Experience is a critical component of the audit process. As you gain more experience, you will be able to assess audit risk more effectively and identify potential areas of concern. Your experience can be achieved through audits and other projects, training, and education, working with other auditors or professionals in your organization who have experience doing similar work as you do.
Audit analytical procedures
- Audit analytical procedures are used to evaluate the risk of material misstatements and fraud.
- Some possible examples of analytical audit procedures include:
- Control risk assessment
- Financial statement assertions review
- Fraud control plan review
If you’re an auditor, these are some things you might want to look into when it comes to your job.

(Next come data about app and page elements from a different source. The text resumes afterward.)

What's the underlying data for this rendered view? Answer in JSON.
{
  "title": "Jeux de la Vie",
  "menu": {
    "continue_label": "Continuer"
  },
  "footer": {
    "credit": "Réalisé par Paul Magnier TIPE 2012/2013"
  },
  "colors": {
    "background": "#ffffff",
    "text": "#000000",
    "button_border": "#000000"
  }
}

Assertions are a way for auditors to measure their effectiveness. Assertions can be used to measure the effectiveness of internal controls, fraud controls, control environment, operational risk controls, and many other areas. Auditors use assertions to audit an organization’s internal control systems. They also provide an excellent method for measuring the effectiveness of fraud controls and control environments.

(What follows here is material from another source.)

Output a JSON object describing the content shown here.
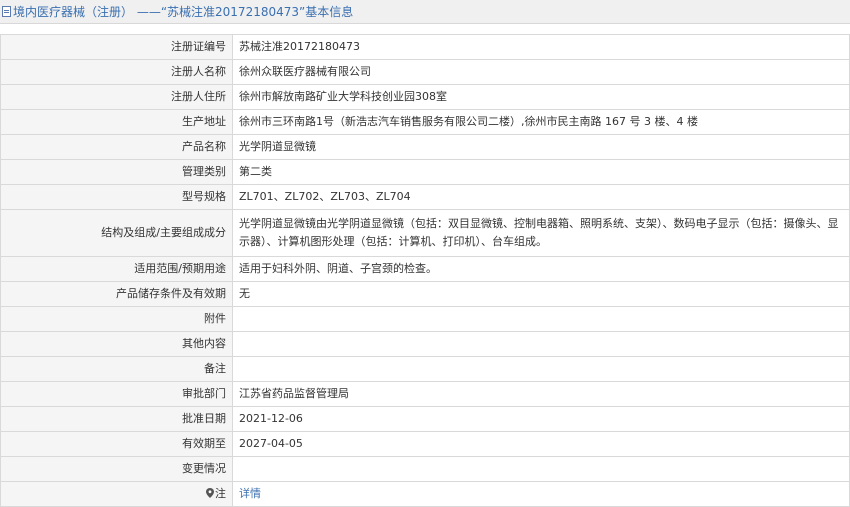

Internal control and fraud risk controls
Knowing the risks of fraud and having a plan to deal with them are critical for any auditor. You should be alert to signs of fraud, including:
- An unusual number of transactions recorded in unusual ways.
- A significant increase in revenues or expenses over what was reported last year.
- New employees who seem to have special knowledge about the business or accounts receivable that they shouldn’t have.
If you suspect fraud, report it immediately!
Learn more about risk-based auditing
Risk-based auditing is a risk-based approach to audit planning and conduct. It helps to focus the audit on the most significant risks that could result in material misstatements in financial statements.
Auditors play a vital role in ensuring organizations operate effectively, efficiently, and legally by providing unbiased assurance about the accuracy and reliability of financial reporting. As part of this process, auditors are responsible for identifying areas of concern within their client’s organization that could lead to errors, fraud, or other issues related to financial reporting. The aim of risk-based auditing is, therefore, not only to identify potential risks but also to manage them appropriately so as not to affect your ability as an auditor to perform your job effectively.
As an auditor, you have a lot on your plate regarding managing audit risk. You must understand what steps can help you minimize the impact of risk so that all parties involved in the audit process are satisfied with the final results. It is important to also make use of available audit tools such as auditproo.